Wide receiver Rashee Rice: He caught both of his targets for just 17 total yards, and his touchdown was one of the better-executed offensive plays of the day. It was a simple screen pass, but Rice was able to quickly set up his blockers and then run through the teeth of the defense for a score. The only complaints we’re hearing about Rice today are that the Chiefs still need to funnel more volume his way.

Linebacker Willie Gay Jr.: This was almost a huge day for Gay. He had a sack called back for defensive holding and forced a fumble that was recovered by Miami. Gay still ended the day with four solo tackles and was a big part of the Chiefs' efforts to contain the league’s most explosive offense. His fourth-quarter tackle for a loss was the first play in a sequence that took the Dolphins from first-and-10 at the Chiefs’ 38 back to fourth-and-27 at their own 45. Given that he was questionable coming into the weekend, it was a particularly impressive performance.


Super Bowl LIV - San Francisco 49ers v Kansas City Chiefs Photo by Rob Carr/Getty Images

Defensive lineman Chris Jones: It wasn’t a banner day for No. 95. Sure, he was active in rushing the quarterback and keeping Tua Tagovailoa uncomfortable. But, unfortunately, the one time that Jones was most visible was when he picked up an inexplicable unnecessary roughness penalty when the Chiefs defense got a stop on a third-and-20. The automatic first down and 15 yards set up the Dolphins' second touchdown, making this game a little too close for comfort.

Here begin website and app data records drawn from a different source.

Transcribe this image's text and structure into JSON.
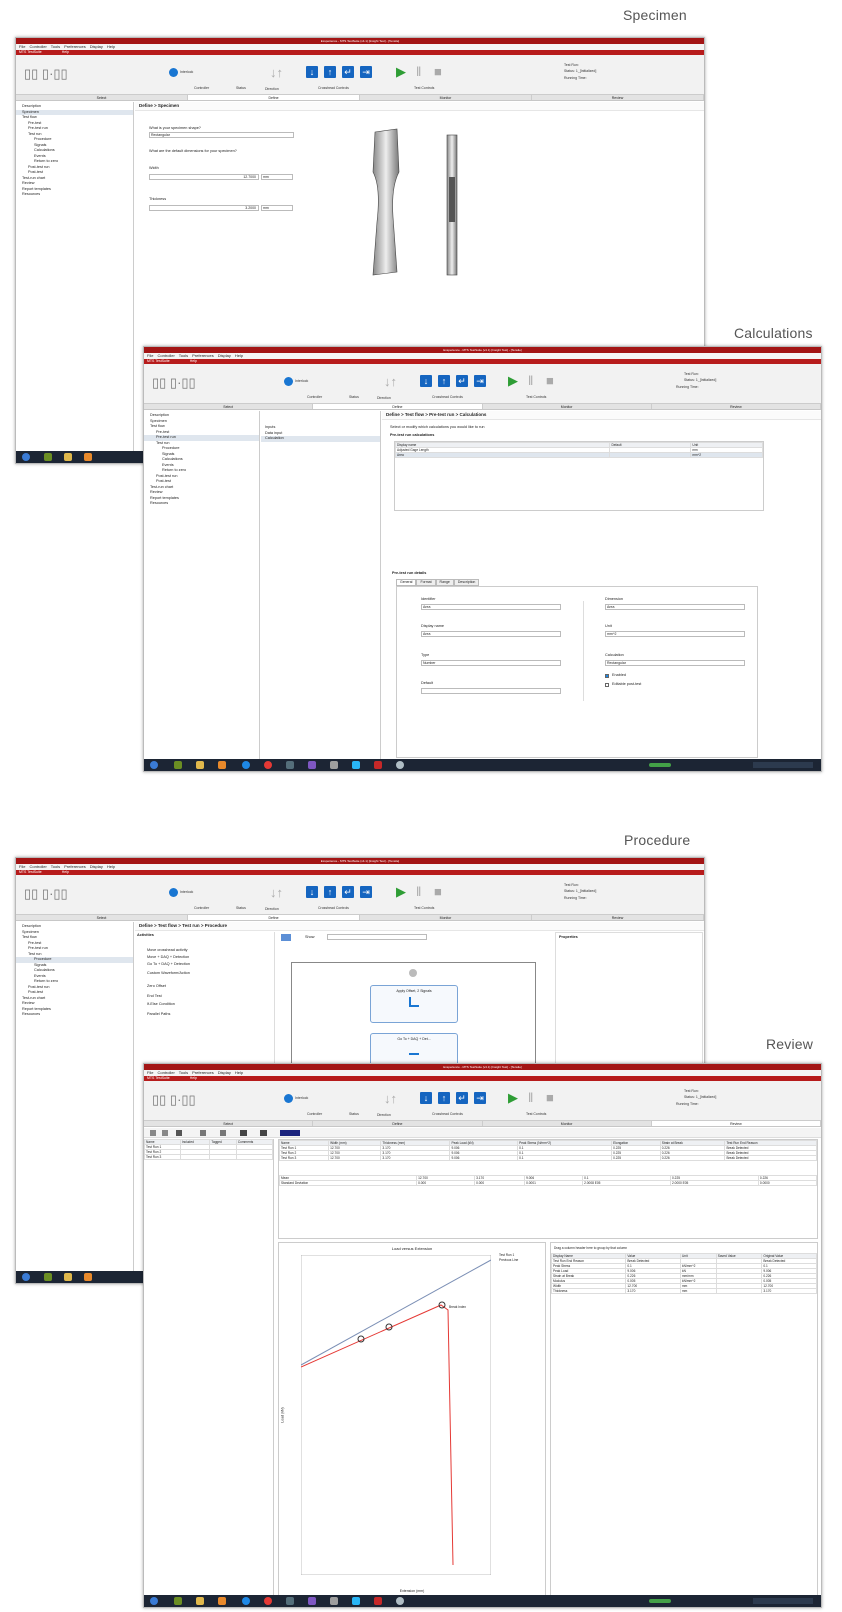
{
  "captions": {
    "specimen": "Specimen",
    "calculations": "Calculations",
    "procedure": "Procedure",
    "review": "Review"
  },
  "app": {
    "window_title": "Exsperience - MTS TestSuite (v4.1) [Insight Test] - [Tensile]",
    "menu": [
      "File",
      "Controller",
      "Tools",
      "Preferences",
      "Display",
      "Help"
    ],
    "app_tab": "MTS TestSuite",
    "app_tab_extra": "Help",
    "ribbon": {
      "interlock": "Interlock",
      "controller": "Controller",
      "status": "Status",
      "direction": "Direction",
      "crosshead_controls": "Crosshead Controls",
      "test_controls": "Test Controls",
      "test_run": "Test Run:",
      "test_status": "Status: 1_[Initialized]",
      "running_time": "Running Time:"
    },
    "workflow_tabs": [
      "Select",
      "Define",
      "Monitor",
      "Review"
    ],
    "nav_tree": [
      "Description",
      "Specimen",
      "Test flow",
      "Pre-test",
      "Pre-test run",
      "Test run",
      "Procedure",
      "Signals",
      "Calculations",
      "Events",
      "Return to zero",
      "Post-test run",
      "Post-test",
      "Test-run chart",
      "Review",
      "Report templates",
      "Resources"
    ]
  },
  "specimen": {
    "breadcrumb": "Define > Specimen",
    "shape_question": "What is your specimen shape?",
    "shape_value": "Rectangular",
    "dims_question": "What are the default dimensions for your specimen?",
    "width_label": "Width",
    "width_value": "12.7000",
    "width_unit": "mm",
    "thickness_label": "Thickness",
    "thickness_value": "3.2000",
    "thickness_unit": "mm"
  },
  "calculations": {
    "breadcrumb": "Define > Test flow > Pre-test run > Calculations",
    "list": [
      "Inputs",
      "Data input",
      "Calculation"
    ],
    "prompt": "Select or modify which calculations you would like to run",
    "pre_test_heading": "Pre-test run calculations",
    "columns": [
      "Display name",
      "Default",
      "Unit"
    ],
    "rows": [
      [
        "Adjusted Gage Length",
        "",
        "mm"
      ],
      [
        "Area",
        "",
        "mm^2"
      ]
    ],
    "details_heading": "Pre-test run details",
    "detail_tabs": [
      "General",
      "Format",
      "Range",
      "Description"
    ],
    "identifier_label": "Identifier",
    "identifier_value": "Area",
    "display_name_label": "Display name",
    "display_name_value": "Area",
    "type_label": "Type",
    "type_value": "Number",
    "default_label": "Default",
    "dimension_label": "Dimension",
    "dimension_value": "Area",
    "unit_label": "Unit",
    "unit_value": "mm^2",
    "calc_label": "Calculation",
    "calc_value": "Rectangular",
    "enabled_label": "Enabled",
    "editable_label": "Editable post-test"
  },
  "procedure": {
    "breadcrumb": "Define > Test flow > Test run > Procedure",
    "palette_title": "Activities",
    "palette": [
      "Move crosshead activity",
      "Move + DAQ + Detection",
      "Go To + DAQ + Detection",
      "Custom Waveform/Action",
      "Zero Offset",
      "End Test",
      "If-Else Condition",
      "Parallel Paths"
    ],
    "zoom_label": "Show",
    "properties_title": "Properties",
    "node1": "Apply Offset, 2 Signals",
    "node2": "Go To + DAQ + Det..."
  },
  "review": {
    "left_columns": [
      "Name",
      "Included",
      "Tagged",
      "Comments"
    ],
    "left_rows": [
      "Test Run 1",
      "Test Run 2",
      "Test Run 3"
    ],
    "columns": [
      "Name",
      "Width (mm)",
      "Thickness (mm)",
      "Peak Load (kN)",
      "Peak Stress (N/mm^2)",
      "Elongation",
      "Strain at Break",
      "Test Run End Reason"
    ],
    "rows": [
      [
        "Test Run 1",
        "12.700",
        "3.170",
        "9.006",
        "0.1",
        "0.225",
        "0.226",
        "Break Detected"
      ],
      [
        "Test Run 2",
        "12.700",
        "3.170",
        "9.006",
        "0.1",
        "0.225",
        "0.226",
        "Break Detected"
      ],
      [
        "Test Run 3",
        "12.700",
        "3.170",
        "9.006",
        "0.1",
        "0.225",
        "0.226",
        "Break Detected"
      ]
    ],
    "stats": [
      [
        "Mean",
        "12.700",
        "3.170",
        "9.006",
        "0.1",
        "0.225",
        "0.226"
      ],
      [
        "Standard Deviation",
        "0.000",
        "0.000",
        "0.0001",
        "2.0008 E05",
        "2.0000 E05",
        "0.0000"
      ]
    ],
    "chart_title": "Load versus Extension",
    "chart_xlabel": "Extension (mm)",
    "chart_ylabel": "Load (kN)",
    "chart_legend": [
      "Test Run 1",
      "Previous Line"
    ],
    "chart_note": "Break Index",
    "props_hint": "Drag a column header here to group by that column",
    "props_columns": [
      "Display Name",
      "Value",
      "Unit",
      "Saved Value",
      "Original Value"
    ],
    "props_rows": [
      [
        "Test Run End Reason",
        "Break Detected",
        "",
        "",
        "Break Detected"
      ],
      [
        "Peak Stress",
        "0.1",
        "kN/mm^2",
        "",
        "0.1"
      ],
      [
        "Peak Load",
        "9.006",
        "kN",
        "",
        "9.006"
      ],
      [
        "Strain at Break",
        "0.226",
        "mm/mm",
        "",
        "0.226"
      ],
      [
        "Modulus",
        "0.005",
        "kN/mm^2",
        "",
        "0.005"
      ],
      [
        "Width",
        "12.700",
        "mm",
        "",
        "12.700"
      ],
      [
        "Thickness",
        "3.170",
        "mm",
        "",
        "3.170"
      ]
    ]
  }
}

Wide receiver Justin Watson: Patrick Mahomes was 4 of 4 on the opening drive, hitting four different receivers before laying one out for Watson in the end zone. It looked like a touchdown, but upon review, he allowed the ball to touch the ground before it was secured. In fact, Watson caught just two of his team-high five targets on the day for a total of 15 yards.

Receiver/returner Mecole Hardman: Hardman actually had a 10-yard and 17-yard catch on the day, indicating he is starting to find ways to get involved in the offense. Unfortunately, he had another catch that lost 7 yards, and made some questionable decisions on special teams, like fielding a punt at the 1-yard line. It’s still not clear exactly what his role will be by the end of the season, but we’d like to see him be a little more fundamentally sound when field position and game are on the line.

Note: Applying the labels “winners” and “losers” is not intended to be a judgment on the talent or character of any of these players. It’s just a simple way to grade their performance in a single game. No disrespect is intended.

Arrowhead Pride Premier

Sign up now for a 7-day free trial of Arrowhead Pride Premier, with exclusive updates from Pete Sweeney on the ground at Arrowhead, instant reactions after each game, and in-depth Chiefs analysis from film expert Jon Ledyard.